§ **Activity**
For this exercise, copy the records below exactly and exclude every image.

(Entries from a dataset of interfaces)
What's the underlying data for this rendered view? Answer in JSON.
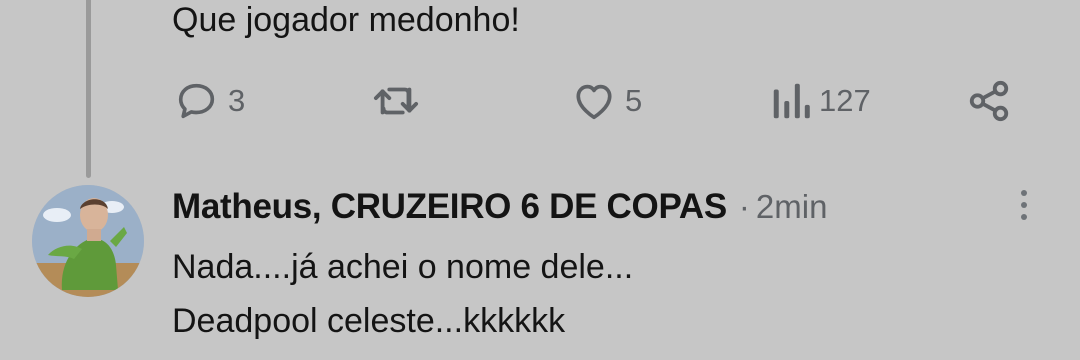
{
  "parent_tweet": {
    "text": "Que jogador medonho!",
    "actions": {
      "replies": "3",
      "retweets": "",
      "likes": "5",
      "views": "127"
    }
  },
  "reply_tweet": {
    "author": "Matheus, CRUZEIRO 6 DE COPAS",
    "separator": "·",
    "time": "2min",
    "lines": [
      "Nada....já achei o nome dele...",
      "Deadpool celeste...kkkkkk"
    ]
  },
  "icons": {
    "reply": "speech-bubble-icon",
    "retweet": "retweet-arrows-icon",
    "like": "heart-icon",
    "views": "bar-chart-icon",
    "share": "share-nodes-icon",
    "more": "vertical-dots-icon"
  },
  "colors": {
    "background": "#c6c6c6",
    "text": "#141414",
    "muted": "#5f6266",
    "thread_line": "#9a9a9a"
  }
}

§ **Solution to the exercise**
What's the underlying data for this rendered view? Answer in JSON.
{
  "parent_tweet": {
    "text": "Que jogador medonho!",
    "actions": {
      "replies": "3",
      "retweets": "",
      "likes": "5",
      "views": "127"
    }
  },
  "reply_tweet": {
    "author": "Matheus, CRUZEIRO 6 DE COPAS",
    "separator": "·",
    "time": "2min",
    "lines": [
      "Nada....já achei o nome dele...",
      "Deadpool celeste...kkkkkk"
    ]
  },
  "icons": {
    "reply": "speech-bubble-icon",
    "retweet": "retweet-arrows-icon",
    "like": "heart-icon",
    "views": "bar-chart-icon",
    "share": "share-nodes-icon",
    "more": "vertical-dots-icon"
  },
  "colors": {
    "background": "#c6c6c6",
    "text": "#141414",
    "muted": "#5f6266",
    "thread_line": "#9a9a9a"
  }
}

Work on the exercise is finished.